Maternity failings cost Essex NHS Trust £103m in the past 10 years

Maternity failings cost Essex NHS Trust £103m in the past 10 years

Essex NHS trust pays out £103m over maternity failings

BBC News

An NHS trust paid £103m in compensation in the past 10 years following failings in its maternity department.

A Freedom of Information request revealed the pay-outs made by the Mid and South Essex NHS Trust.

The Trust also had the highest number of successful clinical negligence claims of any NHS provider, according to recent data.

A Trust spokesman said the maternity payments related to cases which could have happened over a 20-year period.

The obstetric figures, obtained by Channel 4 News, revealed pay-outs and costs totalling £103,097,198 between 2010-11 and 2020-21.

Clinical negligence claims during this period related to 36 mother or baby deaths, 31 babies with brain damage, 24 with cerebral palsy and 27 stillbirths.

Overall there were almost 300 obstetric claims against the Trust and its three predecessor organisations over the 10-year period.

Last year the Care Quality Commission (CQC) said there were still concerns about staffing levels within the Trust's maternity units at Basildon, Southend and Broomfield hospitals.
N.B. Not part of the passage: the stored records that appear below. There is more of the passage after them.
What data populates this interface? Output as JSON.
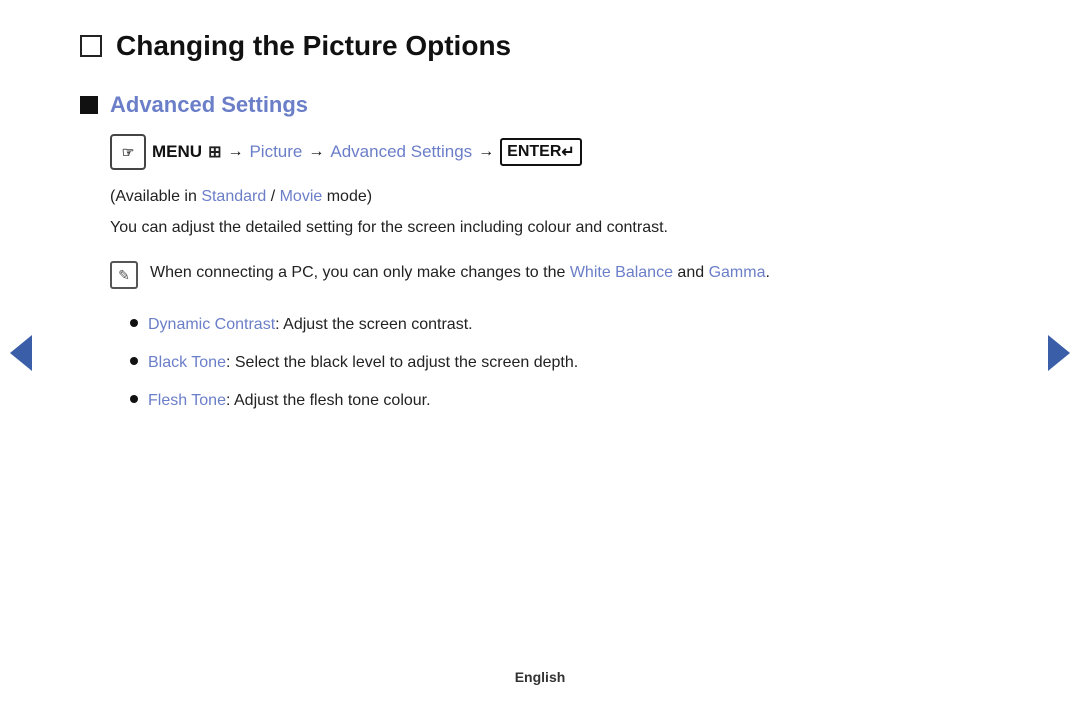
{
  "page": {
    "title": "Changing the Picture Options",
    "section": {
      "title": "Advanced Settings",
      "menu_path": {
        "menu_label": "MENU",
        "arrow1": "→",
        "picture_link": "Picture",
        "arrow2": "→",
        "advanced_settings_link": "Advanced Settings",
        "arrow3": "→",
        "enter_label": "ENTER"
      },
      "available_text_before": "(Available in ",
      "standard_link": "Standard",
      "available_text_slash": " / ",
      "movie_link": "Movie",
      "available_text_after": " mode)",
      "description": "You can adjust the detailed setting for the screen including colour and contrast.",
      "note": {
        "text_before": "When connecting a PC, you can only make changes to the ",
        "white_balance_link": "White Balance",
        "text_middle": " and ",
        "gamma_link": "Gamma",
        "text_after": "."
      },
      "bullets": [
        {
          "link": "Dynamic Contrast",
          "text": ": Adjust the screen contrast."
        },
        {
          "link": "Black Tone",
          "text": ": Select the black level to adjust the screen depth."
        },
        {
          "link": "Flesh Tone",
          "text": ": Adjust the flesh tone colour."
        }
      ]
    },
    "footer": {
      "language": "English"
    }
  },
  "colors": {
    "link": "#6b7ec8",
    "nav_arrow": "#3a5fa8",
    "text": "#222222",
    "title": "#111111"
  }
}
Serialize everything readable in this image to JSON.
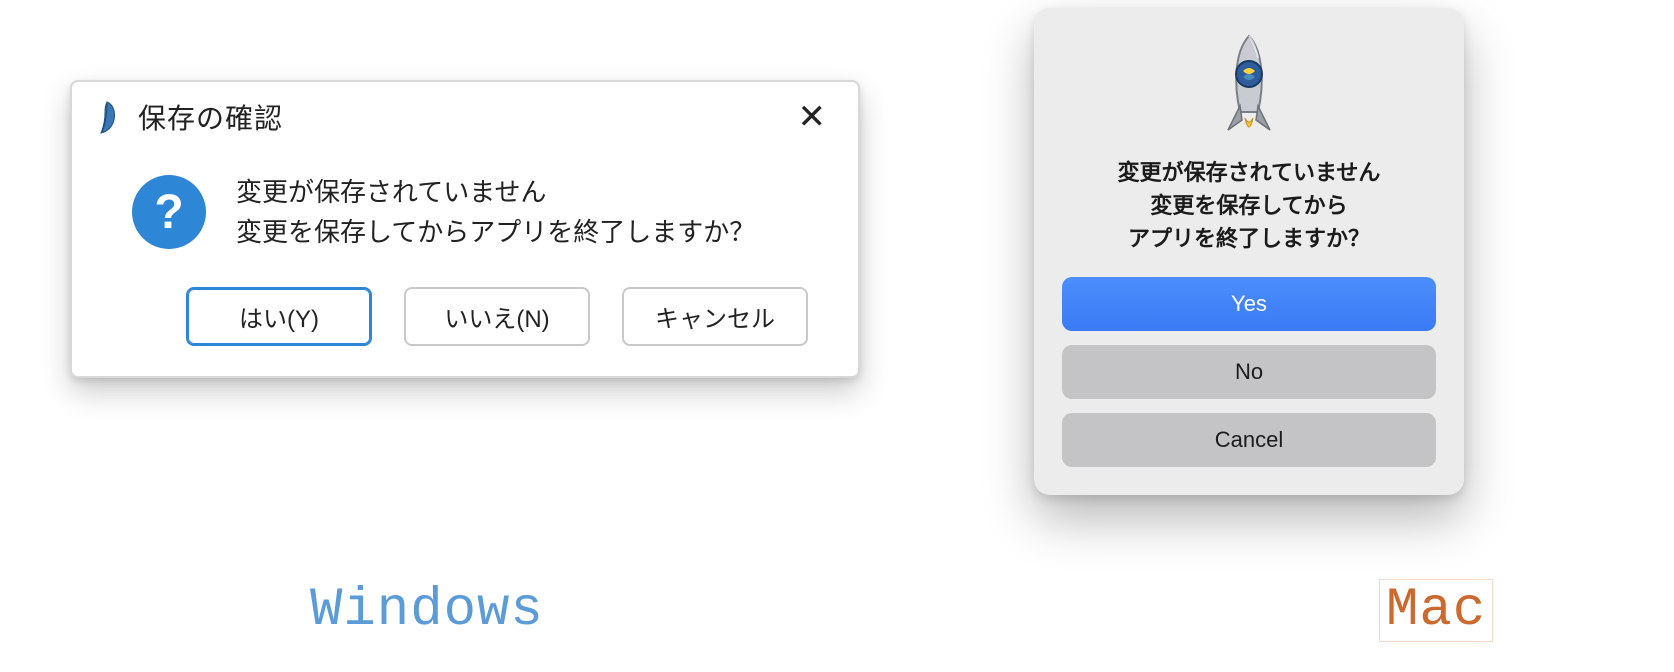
{
  "windows": {
    "title": "保存の確認",
    "message_line1": "変更が保存されていません",
    "message_line2": "変更を保存してからアプリを終了しますか？",
    "buttons": {
      "yes": "はい(Y)",
      "no": "いいえ(N)",
      "cancel": "キャンセル"
    },
    "close_glyph": "✕",
    "question_glyph": "?"
  },
  "mac": {
    "message_line1": "変更が保存されていません",
    "message_line2": "変更を保存してから",
    "message_line3": "アプリを終了しますか？",
    "buttons": {
      "yes": "Yes",
      "no": "No",
      "cancel": "Cancel"
    }
  },
  "captions": {
    "windows": "Windows",
    "mac": "Mac"
  },
  "colors": {
    "win_accent": "#2d86d6",
    "mac_primary": "#3a7bf5",
    "mac_secondary": "#c4c4c7",
    "caption_win": "#5a9bd8",
    "caption_mac": "#cc6a2e"
  }
}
The Trust also had the highest number of successful clinical negligence claims of any NHS provider, according to recent data covering all of its departments.

According to data published in December by NHS Resolution, which handles negligence cases on behalf of the health service, the Trust recorded 179 successful claims against it in 2020-21 relating to all its departments.

These resulted in damages valued at £107.7m, the highest in the NHS.

The Trust was created in April 2020 by the merger of the three trusts of Mid Essex, Southend and Basildon, and most of the cases originated before that merger.

Its combined maternity units make it the third biggest in the country, dealing with 12,500 births a year.

Safety incidents

Basildon Hospital's maternity unit had previously been rated inadequate due to problems with leadership and staffing.

However, this had improved by the time of the most recent inspection with the service upgraded to a "requires improvement" rating.

There had also been an increase in "safety incidents", where patient safety was compromised, with 397 reported from May to July 2021, according to the CQC.

But staff were praised for the way they had managed these incidents, with learning being shared across the wider service.

At the time of the publication of the inspection report last September, the Trust said it had just recruited an additional 40 midwives.

In November 2020, the BBC reported that the Trust had been handed an urgent safety deadline by the CQC and had conditions imposed on its registration over the failings at Basildon.

This followed the death of Gabriela Pintilie in February 2019 while giving birth to her daughter and "a high volume" of whistle-blowers who had approached the regulator.

An inquest into her death concluded there had been "delays, confusion and a lack of leadership" after Ms Pintilie, 36, lost six litres of blood.

'Staggering'

Mrs Pintilie's husband Ionel had taken legal action against his Trust and his solicitor Stephanie Prior said that problems persisted.

Responding to the number of successful claims in 2020-21, she said: "I think it's staggering.

"These pay-outs have been made because claims have been successful whether they've been fully litigated or whether they've been settled out of court, but the fact of the matter is that the NHS trust is not learning from its mistakes, and rectifying issues and problems that have caused these claims to be made in the first place."

NHS Resolution guidance says the list of compensation pay-outs made by trusts should not be treated as a league table owing to "different levels of risk because of the variations in the nature and complexity of the procedures they perform".

However, Mid and South Essex's figures are still the worst when compared with similar-sized institutions performing the same acute hospital functions.

A spokesman for the Trust said: "Since our merger, we are one of the largest trusts in England and the figure is for all clinical claims across all of our sites settled in 2020-21.

"The incidents giving rise to these claims could have happened up to two decades before.

"Over the last few years we have made improvements to our maternity services, including recruiting 40 newly-qualified midwives, a consultant midwife, practice development midwives and maternity care assistants and securing almost £2m in funding for the further recruitment and development of staff.

"We are pleased that the CQC's latest inspection recognised the work that has taken place and improved our rating."